(WHAT THE TASK ASKS) Say the number of lines holding the word "preview" in the data, and leave out everything else.

^^^^^^^^^^^^^^^^

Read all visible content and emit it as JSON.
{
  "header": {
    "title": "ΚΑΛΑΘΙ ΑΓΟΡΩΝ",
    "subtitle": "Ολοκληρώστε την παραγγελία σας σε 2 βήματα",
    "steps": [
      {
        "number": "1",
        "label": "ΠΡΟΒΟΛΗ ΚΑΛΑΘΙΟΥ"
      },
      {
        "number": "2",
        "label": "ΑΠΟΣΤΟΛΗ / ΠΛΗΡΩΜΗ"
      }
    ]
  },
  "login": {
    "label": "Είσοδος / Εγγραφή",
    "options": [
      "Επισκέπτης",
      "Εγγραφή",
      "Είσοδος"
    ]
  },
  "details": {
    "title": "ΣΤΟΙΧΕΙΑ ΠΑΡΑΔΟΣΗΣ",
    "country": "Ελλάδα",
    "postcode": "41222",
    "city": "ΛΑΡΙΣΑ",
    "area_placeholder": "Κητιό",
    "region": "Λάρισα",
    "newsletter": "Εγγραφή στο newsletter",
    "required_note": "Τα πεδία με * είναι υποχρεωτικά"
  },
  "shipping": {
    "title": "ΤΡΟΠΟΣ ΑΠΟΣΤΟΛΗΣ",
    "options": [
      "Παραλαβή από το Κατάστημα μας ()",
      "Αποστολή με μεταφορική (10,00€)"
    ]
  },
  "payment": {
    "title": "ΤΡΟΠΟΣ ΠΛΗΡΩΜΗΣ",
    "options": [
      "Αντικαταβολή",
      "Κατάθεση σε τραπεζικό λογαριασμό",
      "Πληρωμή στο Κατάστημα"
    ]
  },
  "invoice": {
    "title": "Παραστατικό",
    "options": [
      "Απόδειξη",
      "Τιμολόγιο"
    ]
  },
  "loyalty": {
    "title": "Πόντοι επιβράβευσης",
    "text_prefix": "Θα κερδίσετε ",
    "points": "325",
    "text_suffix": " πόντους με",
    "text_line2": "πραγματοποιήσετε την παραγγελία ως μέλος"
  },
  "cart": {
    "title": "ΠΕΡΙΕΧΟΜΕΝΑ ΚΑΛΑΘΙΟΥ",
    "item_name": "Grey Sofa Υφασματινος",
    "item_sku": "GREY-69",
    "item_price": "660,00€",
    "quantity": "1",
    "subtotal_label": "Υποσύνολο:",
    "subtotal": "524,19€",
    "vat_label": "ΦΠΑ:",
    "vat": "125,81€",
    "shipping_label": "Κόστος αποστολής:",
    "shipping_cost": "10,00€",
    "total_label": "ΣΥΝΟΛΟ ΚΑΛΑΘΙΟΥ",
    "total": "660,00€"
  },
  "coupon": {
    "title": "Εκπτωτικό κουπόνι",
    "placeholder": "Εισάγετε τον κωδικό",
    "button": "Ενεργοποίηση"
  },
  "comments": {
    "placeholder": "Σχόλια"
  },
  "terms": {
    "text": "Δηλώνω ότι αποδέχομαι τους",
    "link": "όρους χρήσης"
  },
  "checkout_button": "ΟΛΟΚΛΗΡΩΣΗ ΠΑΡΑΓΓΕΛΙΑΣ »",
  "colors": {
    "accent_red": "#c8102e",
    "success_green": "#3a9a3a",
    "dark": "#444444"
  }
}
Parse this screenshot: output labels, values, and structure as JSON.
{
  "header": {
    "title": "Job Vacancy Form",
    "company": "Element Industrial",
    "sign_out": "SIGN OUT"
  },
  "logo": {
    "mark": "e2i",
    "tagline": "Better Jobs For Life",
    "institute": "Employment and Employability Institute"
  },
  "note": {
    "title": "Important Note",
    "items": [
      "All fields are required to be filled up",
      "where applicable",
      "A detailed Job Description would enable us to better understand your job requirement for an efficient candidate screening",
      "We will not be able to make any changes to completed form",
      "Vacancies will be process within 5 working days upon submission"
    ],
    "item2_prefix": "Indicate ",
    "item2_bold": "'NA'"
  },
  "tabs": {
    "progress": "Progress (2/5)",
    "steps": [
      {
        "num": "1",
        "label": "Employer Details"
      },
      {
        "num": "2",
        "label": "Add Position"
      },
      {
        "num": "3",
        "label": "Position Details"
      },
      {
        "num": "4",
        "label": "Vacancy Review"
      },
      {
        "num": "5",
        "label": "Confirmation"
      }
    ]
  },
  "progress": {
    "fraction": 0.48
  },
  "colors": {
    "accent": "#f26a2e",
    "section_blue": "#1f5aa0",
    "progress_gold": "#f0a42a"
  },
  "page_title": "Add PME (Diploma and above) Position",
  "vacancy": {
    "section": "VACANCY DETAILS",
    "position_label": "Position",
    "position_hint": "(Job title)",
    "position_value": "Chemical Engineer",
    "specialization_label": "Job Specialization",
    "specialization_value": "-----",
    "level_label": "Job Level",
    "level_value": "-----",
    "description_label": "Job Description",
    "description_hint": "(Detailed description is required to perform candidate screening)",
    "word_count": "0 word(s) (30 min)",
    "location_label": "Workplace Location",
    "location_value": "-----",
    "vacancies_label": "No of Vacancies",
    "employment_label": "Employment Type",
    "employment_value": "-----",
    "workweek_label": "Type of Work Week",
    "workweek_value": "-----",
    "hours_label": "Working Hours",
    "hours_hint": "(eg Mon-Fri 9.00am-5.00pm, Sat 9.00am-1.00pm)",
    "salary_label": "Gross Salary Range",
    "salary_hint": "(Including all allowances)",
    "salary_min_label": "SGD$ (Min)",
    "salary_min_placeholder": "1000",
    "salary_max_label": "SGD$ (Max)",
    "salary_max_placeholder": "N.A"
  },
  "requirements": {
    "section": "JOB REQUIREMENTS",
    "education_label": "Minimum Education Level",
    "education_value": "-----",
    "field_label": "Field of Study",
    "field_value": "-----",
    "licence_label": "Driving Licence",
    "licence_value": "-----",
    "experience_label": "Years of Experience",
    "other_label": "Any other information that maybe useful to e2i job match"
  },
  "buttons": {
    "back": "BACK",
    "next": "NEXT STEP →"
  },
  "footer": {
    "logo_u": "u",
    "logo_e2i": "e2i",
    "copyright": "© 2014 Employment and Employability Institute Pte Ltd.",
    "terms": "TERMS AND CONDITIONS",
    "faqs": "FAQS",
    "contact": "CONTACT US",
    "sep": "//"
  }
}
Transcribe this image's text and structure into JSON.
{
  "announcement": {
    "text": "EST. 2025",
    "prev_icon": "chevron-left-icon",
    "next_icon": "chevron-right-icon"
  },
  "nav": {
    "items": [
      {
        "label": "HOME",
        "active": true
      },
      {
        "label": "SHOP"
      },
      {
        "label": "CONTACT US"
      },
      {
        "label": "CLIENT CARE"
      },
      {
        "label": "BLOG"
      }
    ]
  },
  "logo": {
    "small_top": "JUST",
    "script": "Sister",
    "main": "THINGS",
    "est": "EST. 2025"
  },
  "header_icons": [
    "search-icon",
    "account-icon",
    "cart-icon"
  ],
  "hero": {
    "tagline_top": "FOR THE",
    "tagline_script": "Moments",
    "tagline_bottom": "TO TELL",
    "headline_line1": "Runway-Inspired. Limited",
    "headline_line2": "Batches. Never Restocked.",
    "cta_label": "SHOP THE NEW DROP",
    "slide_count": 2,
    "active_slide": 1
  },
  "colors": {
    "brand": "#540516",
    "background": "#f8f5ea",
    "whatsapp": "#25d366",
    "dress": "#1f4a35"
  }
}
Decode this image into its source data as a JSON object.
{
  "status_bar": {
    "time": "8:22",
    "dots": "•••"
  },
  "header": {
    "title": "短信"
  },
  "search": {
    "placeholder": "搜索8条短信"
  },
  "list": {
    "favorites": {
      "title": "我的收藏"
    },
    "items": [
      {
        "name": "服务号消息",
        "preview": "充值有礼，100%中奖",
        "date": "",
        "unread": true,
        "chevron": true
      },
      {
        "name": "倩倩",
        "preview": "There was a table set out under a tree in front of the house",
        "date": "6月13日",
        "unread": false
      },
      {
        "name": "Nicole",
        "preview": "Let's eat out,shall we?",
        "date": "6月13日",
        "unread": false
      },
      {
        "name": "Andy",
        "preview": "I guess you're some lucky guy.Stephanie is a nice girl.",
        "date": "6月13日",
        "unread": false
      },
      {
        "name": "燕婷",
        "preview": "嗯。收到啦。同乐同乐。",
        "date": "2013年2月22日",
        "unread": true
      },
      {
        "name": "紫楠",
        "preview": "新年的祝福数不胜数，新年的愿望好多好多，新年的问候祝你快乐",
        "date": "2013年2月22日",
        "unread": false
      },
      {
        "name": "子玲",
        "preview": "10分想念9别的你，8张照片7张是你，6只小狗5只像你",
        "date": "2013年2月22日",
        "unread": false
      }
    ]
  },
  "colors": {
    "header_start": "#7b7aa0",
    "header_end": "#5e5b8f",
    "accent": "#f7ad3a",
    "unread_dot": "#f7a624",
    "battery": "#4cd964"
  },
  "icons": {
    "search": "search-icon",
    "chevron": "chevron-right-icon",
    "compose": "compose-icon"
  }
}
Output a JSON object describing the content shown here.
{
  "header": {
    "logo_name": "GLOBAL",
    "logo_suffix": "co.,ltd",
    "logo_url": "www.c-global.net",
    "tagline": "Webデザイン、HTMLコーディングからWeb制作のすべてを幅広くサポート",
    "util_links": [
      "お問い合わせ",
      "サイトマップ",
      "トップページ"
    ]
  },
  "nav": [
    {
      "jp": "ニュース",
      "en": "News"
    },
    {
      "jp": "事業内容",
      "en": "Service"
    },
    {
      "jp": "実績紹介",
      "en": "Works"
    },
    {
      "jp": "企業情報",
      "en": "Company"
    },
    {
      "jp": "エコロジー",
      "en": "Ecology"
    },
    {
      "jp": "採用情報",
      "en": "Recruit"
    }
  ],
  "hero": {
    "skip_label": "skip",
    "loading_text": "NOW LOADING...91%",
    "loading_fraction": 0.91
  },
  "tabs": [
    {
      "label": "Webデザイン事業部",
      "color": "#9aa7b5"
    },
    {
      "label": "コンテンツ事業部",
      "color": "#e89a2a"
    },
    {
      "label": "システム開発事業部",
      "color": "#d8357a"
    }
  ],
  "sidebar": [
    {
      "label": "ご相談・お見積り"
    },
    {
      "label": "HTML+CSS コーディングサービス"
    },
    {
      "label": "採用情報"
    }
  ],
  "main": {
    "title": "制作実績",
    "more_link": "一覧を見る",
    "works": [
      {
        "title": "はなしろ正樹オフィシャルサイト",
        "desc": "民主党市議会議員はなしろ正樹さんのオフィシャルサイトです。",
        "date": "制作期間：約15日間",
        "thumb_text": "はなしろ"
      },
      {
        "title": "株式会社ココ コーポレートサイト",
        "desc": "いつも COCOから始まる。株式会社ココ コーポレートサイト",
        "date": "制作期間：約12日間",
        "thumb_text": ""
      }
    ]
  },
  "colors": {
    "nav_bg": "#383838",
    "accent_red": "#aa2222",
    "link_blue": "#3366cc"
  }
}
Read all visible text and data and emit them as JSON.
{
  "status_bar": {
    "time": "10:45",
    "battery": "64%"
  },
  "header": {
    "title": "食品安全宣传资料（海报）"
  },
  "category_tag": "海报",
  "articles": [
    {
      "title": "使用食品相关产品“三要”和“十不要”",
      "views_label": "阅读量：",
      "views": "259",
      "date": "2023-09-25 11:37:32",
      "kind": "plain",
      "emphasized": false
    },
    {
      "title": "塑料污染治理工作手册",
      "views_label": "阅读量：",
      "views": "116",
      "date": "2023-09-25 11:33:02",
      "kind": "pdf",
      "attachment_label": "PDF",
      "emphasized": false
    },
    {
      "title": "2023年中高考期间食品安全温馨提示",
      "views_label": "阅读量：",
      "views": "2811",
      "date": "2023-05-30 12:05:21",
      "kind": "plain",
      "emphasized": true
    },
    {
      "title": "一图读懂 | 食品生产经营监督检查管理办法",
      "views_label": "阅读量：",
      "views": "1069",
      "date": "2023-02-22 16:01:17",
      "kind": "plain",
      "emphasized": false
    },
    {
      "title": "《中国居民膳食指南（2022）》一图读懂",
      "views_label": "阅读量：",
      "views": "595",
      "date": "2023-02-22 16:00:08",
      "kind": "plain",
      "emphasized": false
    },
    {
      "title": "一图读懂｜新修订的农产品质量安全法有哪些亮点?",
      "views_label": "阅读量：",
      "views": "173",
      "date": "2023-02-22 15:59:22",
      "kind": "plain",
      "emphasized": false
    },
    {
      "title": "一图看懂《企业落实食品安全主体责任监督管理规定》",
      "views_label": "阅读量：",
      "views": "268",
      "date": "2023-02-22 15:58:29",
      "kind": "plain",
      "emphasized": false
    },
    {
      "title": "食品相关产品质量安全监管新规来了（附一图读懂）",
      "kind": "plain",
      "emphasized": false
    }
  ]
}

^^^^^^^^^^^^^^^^

(ANSWER TO THIS PROBLEM) 7